Phoenix companies operate where a builder sets up a company to build a project and shuts it down immediately on completion to avoid paying creditors such as smaller contractors, workers, the home purchasers or remediations. The builders then rise up again with another company or two. In addition, finding out who are the real beneficial owners of companies has been difficult, with some hiding behind groups of companies in Ireland and abroad and through unlimited liability holding companies to avoid liability and to hide financial information from trade unions, citizens and small businesses.
There have been some improvements in the disclosure of the beneficial ownership of companies in the EU. However, recently, there was a deep blow against the disclosure and transparency of finances and ownership by the European Court of Justice. It decided in a recent ruling that access to the real ownership of companies is to be curtailed. It found that the general public's access to information on the beneficial ownership of companies constitutes “a serious interference with the fundamental rights to respect for private life, and to the protection of personal data”. Unbelievable! The Financial Times, in an editorial (1 Dec 2022), said, "Thanks to a judgment from the European Court of Justice, trying to pin down the real owners of such assets has become harder, much to the relief of oligarchs — and kleptocrats — under sanctions everywhere. The judgment is a blow to EU efforts to slam shut Vladimir Putin’s war chest through sanctions. This controversial and anti-public interest decision has to be reversed fast.
v) Go After the Directors
In addition to strengthening the laws on phoenix building companies, it is essential that the state, companies and individuals can go after individual directors who are not compliant. One reform should include director's identification numbers to allow tracking of all directors across companies and countries. Australia has already adopted this, and New Zealand is considering it to prevent the illegal phoenixing of companies and to allow citizens to follow the activities of dodgy directors through the Companies' Offices there and elsewhere.
Conclusion - Good Enforced Regulation and Reformed Company Law are the Answers.
It is important that there is good regulation in the 21st-century economy where the state and market interact all the time. Just as cumbersome, bureaucratic heavy regulation is no solution, we now know that when there is little or no regulation, it fails and that this is immensely costly. There has been progress in the reform of banking in Ireland since the crash. Reform of building regulations needed and its enforcement by a national body, assisted by beefed-up local authorities and other state agencies as necessary.
Further, this must be done in conjunction with a major reform of company law, especially around the operation of building and development companies together with a register of all directors' interests, and with far greater disclosure of the beneficial owners of all companies in Europe.
Paul Sweeney @paulsweeneyman

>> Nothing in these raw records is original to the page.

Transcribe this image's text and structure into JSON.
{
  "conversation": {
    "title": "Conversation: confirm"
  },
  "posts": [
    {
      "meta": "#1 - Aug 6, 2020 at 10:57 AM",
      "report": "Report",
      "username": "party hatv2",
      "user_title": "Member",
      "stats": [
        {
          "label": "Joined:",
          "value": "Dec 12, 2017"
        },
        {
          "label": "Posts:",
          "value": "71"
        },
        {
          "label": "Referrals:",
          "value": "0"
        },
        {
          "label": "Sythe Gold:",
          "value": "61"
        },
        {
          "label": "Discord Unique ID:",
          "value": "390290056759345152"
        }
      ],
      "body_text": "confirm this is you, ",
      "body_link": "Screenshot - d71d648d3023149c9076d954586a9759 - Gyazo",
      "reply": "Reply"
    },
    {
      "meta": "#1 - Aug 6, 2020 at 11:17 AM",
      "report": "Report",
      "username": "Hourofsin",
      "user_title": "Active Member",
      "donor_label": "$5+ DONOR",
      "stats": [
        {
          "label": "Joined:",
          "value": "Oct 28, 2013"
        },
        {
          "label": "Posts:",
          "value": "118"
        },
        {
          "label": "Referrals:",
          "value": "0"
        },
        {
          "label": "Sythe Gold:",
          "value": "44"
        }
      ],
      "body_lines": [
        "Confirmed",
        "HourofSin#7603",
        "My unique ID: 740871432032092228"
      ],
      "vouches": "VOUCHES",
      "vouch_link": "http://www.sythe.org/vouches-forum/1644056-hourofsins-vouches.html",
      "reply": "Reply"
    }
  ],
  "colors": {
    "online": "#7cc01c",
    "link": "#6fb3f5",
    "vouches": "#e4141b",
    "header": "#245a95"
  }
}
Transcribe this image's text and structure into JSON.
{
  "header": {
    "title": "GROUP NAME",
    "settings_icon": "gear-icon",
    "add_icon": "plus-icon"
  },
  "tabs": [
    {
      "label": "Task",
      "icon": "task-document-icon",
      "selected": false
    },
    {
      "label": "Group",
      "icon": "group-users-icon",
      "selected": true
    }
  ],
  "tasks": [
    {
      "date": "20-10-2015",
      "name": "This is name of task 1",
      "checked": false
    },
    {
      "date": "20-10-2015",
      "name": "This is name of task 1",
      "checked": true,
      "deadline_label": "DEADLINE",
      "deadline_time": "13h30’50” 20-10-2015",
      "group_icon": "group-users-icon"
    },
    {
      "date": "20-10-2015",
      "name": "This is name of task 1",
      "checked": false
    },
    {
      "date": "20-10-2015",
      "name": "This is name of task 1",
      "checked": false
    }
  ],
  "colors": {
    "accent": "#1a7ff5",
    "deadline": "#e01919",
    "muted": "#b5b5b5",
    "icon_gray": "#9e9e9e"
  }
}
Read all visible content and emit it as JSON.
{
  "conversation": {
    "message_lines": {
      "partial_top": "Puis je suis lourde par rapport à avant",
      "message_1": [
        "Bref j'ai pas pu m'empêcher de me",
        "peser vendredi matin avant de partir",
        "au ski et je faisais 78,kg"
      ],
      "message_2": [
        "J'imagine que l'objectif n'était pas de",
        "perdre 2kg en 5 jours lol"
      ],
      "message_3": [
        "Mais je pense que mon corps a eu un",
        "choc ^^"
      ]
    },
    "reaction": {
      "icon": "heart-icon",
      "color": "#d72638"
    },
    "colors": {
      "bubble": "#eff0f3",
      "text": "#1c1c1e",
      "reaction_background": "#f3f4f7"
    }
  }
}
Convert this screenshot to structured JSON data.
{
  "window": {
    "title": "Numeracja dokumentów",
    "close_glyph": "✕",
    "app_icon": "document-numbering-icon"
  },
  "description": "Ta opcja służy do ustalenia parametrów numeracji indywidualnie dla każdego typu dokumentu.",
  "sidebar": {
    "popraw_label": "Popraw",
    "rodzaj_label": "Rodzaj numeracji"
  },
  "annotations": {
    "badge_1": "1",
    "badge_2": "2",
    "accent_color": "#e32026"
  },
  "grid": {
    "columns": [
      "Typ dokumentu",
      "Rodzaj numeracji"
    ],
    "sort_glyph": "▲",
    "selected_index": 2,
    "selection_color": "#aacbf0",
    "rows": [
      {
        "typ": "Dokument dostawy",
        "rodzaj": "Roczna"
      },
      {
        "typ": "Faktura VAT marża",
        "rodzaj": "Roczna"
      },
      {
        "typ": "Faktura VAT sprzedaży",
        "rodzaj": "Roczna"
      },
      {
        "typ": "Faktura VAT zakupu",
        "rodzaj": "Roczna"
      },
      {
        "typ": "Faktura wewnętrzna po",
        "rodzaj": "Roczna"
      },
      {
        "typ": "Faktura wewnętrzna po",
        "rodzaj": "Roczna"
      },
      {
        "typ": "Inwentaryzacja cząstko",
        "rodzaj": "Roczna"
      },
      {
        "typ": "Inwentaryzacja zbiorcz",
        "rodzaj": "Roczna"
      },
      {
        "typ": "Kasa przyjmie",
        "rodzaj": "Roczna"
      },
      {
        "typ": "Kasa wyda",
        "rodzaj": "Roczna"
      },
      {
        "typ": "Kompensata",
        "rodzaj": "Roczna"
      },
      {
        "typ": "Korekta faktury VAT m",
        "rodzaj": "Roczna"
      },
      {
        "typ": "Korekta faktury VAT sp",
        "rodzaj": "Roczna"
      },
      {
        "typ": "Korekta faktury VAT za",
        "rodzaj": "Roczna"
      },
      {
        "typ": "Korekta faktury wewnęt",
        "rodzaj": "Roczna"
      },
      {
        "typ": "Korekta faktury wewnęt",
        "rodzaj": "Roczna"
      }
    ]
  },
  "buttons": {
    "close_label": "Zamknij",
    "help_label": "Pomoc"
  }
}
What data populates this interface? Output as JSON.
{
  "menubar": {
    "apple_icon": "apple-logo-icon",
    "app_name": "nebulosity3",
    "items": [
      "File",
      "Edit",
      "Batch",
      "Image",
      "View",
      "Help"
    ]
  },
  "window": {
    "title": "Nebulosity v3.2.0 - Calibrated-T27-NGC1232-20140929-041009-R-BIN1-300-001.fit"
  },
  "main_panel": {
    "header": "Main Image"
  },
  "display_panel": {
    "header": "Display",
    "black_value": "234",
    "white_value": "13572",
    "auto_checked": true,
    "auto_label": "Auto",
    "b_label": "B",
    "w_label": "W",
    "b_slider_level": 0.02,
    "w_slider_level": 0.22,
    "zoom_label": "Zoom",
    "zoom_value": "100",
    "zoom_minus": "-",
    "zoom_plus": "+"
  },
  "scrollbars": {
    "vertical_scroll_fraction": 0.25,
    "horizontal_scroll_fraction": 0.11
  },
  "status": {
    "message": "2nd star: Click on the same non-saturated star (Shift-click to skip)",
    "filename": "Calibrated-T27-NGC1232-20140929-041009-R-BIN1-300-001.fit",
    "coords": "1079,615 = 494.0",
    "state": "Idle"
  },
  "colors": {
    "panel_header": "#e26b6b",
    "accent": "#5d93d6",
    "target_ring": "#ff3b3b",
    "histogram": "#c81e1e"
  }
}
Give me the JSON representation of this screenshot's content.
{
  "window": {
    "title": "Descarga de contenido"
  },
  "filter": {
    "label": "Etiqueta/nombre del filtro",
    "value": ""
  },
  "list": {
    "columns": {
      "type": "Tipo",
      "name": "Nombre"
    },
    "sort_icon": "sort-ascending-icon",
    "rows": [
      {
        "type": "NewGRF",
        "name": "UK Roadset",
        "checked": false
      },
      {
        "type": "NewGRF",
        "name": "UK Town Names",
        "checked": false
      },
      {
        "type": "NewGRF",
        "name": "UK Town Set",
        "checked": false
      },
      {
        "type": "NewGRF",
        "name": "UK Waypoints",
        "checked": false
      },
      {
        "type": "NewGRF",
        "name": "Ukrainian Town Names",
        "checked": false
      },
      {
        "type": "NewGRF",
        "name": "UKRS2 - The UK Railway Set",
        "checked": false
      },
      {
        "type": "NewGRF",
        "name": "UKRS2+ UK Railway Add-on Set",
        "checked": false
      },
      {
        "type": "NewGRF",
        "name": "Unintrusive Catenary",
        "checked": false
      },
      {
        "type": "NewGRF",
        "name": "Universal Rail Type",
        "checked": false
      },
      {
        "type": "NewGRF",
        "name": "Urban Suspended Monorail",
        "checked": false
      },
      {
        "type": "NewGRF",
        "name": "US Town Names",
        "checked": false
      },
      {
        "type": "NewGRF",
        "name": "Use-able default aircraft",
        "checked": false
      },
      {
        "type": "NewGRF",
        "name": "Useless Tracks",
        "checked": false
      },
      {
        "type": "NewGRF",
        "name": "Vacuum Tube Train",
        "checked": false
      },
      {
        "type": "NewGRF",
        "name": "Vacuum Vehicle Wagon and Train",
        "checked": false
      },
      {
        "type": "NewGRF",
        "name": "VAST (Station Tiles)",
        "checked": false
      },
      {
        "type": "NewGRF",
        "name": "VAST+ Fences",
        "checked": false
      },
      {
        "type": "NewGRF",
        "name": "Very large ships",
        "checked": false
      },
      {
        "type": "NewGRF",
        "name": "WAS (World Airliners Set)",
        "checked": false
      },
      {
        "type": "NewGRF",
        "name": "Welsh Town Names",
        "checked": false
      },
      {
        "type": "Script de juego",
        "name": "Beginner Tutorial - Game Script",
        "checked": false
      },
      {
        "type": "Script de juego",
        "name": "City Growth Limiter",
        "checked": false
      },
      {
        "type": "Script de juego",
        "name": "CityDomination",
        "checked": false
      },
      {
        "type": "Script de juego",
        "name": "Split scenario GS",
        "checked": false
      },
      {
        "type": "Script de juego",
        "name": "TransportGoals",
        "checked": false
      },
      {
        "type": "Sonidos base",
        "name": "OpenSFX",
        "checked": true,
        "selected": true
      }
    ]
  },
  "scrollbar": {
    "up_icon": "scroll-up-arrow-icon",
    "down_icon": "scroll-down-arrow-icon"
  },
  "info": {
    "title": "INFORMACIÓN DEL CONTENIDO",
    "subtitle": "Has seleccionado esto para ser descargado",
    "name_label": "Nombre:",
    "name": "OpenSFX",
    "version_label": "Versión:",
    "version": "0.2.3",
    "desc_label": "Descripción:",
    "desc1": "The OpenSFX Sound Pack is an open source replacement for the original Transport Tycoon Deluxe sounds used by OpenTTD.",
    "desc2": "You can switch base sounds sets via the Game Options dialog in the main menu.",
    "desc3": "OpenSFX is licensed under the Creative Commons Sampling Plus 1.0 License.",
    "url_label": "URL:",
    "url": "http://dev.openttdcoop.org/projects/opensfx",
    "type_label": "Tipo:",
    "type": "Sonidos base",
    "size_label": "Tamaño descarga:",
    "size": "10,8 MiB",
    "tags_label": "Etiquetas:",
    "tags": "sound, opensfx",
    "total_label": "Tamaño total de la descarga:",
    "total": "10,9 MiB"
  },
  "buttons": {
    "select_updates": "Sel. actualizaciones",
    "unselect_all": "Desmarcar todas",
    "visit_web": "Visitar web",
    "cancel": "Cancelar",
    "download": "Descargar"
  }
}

Paul Sweeney is former Chief Economist of the Irish Congress of Trade Unions. He was a President of the Statistical and Social Enquiry Society of Ireland, former member of the Economic Committee of the ETUC, a member of the National Competitiveness Council of Ireland, the National Statistics Board, the ESB, TUAC, (advisor to OECD) and several other bodies. He has written three books on the Irish economy and two on public enterprise, including The Celtic Tiger; Ireland’s Economic Miracle Explained and Selling Out: Privatisation in Ireland, chapters in other books and many articles on economics.